Dataset rows describing interfaces:
= Beginning of Section =

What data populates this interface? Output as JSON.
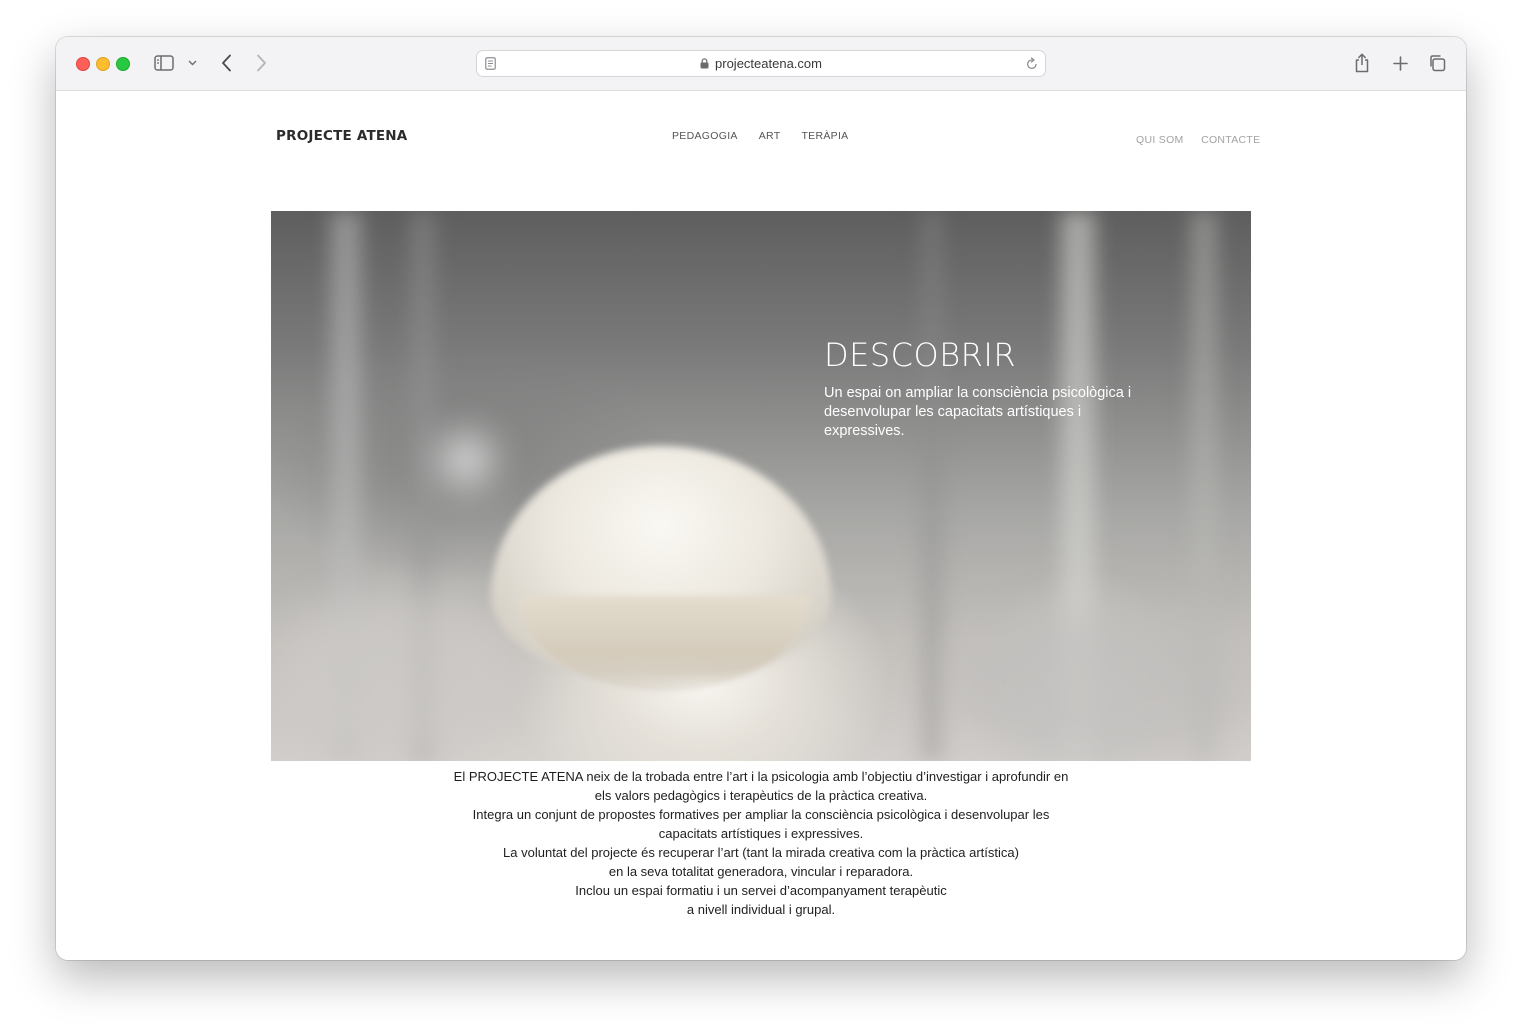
{
  "browser": {
    "url": "projecteatena.com",
    "icons": [
      "sidebar-icon",
      "chevron-down-icon",
      "back-icon",
      "forward-icon",
      "reader-icon",
      "lock-icon",
      "reload-icon",
      "share-icon",
      "new-tab-icon",
      "tabs-overview-icon"
    ]
  },
  "site": {
    "logo": "PROJECTE ATENA",
    "nav_center": [
      "PEDAGOGIA",
      "ART",
      "TERÀPIA"
    ],
    "nav_right": [
      "QUI SOM",
      "CONTACTE"
    ]
  },
  "hero": {
    "title": "DESCOBRIR",
    "subtitle_lines": [
      "Un espai on ampliar la consciència psicològica i",
      "desenvolupar les capacitats artístiques i",
      "expressives."
    ]
  },
  "about": {
    "lines": [
      "El PROJECTE ATENA neix de la trobada entre l’art i la psicologia amb l’objectiu d’investigar i aprofundir en",
      "els valors pedagògics i terapèutics de la pràctica creativa.",
      "Integra un conjunt de propostes formatives per ampliar la consciència psicològica i desenvolupar les",
      "capacitats artístiques i expressives.",
      "La voluntat del projecte és recuperar l’art (tant la mirada creativa com la pràctica artística)",
      "en la seva totalitat generadora, vincular i reparadora.",
      "Inclou un espai formatiu i un servei d’acompanyament terapèutic",
      "a nivell individual i grupal."
    ]
  },
  "colors": {
    "traffic_red": "#fe5f57",
    "traffic_yellow": "#febc2e",
    "traffic_green": "#28c840",
    "nav_muted": "#a2a2a2"
  }
}
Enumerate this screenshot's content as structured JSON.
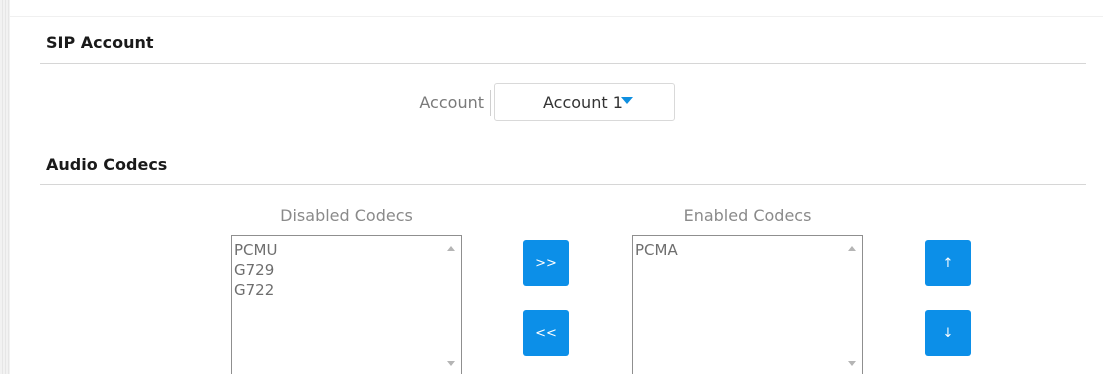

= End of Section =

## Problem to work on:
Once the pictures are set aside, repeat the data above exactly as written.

## Written solution:
What data populates this interface? Output as JSON.
{
  "browser": {
    "url": "projecteatena.com",
    "icons": [
      "sidebar-icon",
      "chevron-down-icon",
      "back-icon",
      "forward-icon",
      "reader-icon",
      "lock-icon",
      "reload-icon",
      "share-icon",
      "new-tab-icon",
      "tabs-overview-icon"
    ]
  },
  "site": {
    "logo": "PROJECTE ATENA",
    "nav_center": [
      "PEDAGOGIA",
      "ART",
      "TERÀPIA"
    ],
    "nav_right": [
      "QUI SOM",
      "CONTACTE"
    ]
  },
  "hero": {
    "title": "DESCOBRIR",
    "subtitle_lines": [
      "Un espai on ampliar la consciència psicològica i",
      "desenvolupar les capacitats artístiques i",
      "expressives."
    ]
  },
  "about": {
    "lines": [
      "El PROJECTE ATENA neix de la trobada entre l’art i la psicologia amb l’objectiu d’investigar i aprofundir en",
      "els valors pedagògics i terapèutics de la pràctica creativa.",
      "Integra un conjunt de propostes formatives per ampliar la consciència psicològica i desenvolupar les",
      "capacitats artístiques i expressives.",
      "La voluntat del projecte és recuperar l’art (tant la mirada creativa com la pràctica artística)",
      "en la seva totalitat generadora, vincular i reparadora.",
      "Inclou un espai formatiu i un servei d’acompanyament terapèutic",
      "a nivell individual i grupal."
    ]
  },
  "colors": {
    "traffic_red": "#fe5f57",
    "traffic_yellow": "#febc2e",
    "traffic_green": "#28c840",
    "nav_muted": "#a2a2a2"
  }
}
Enumerate this screenshot's content as structured JSON.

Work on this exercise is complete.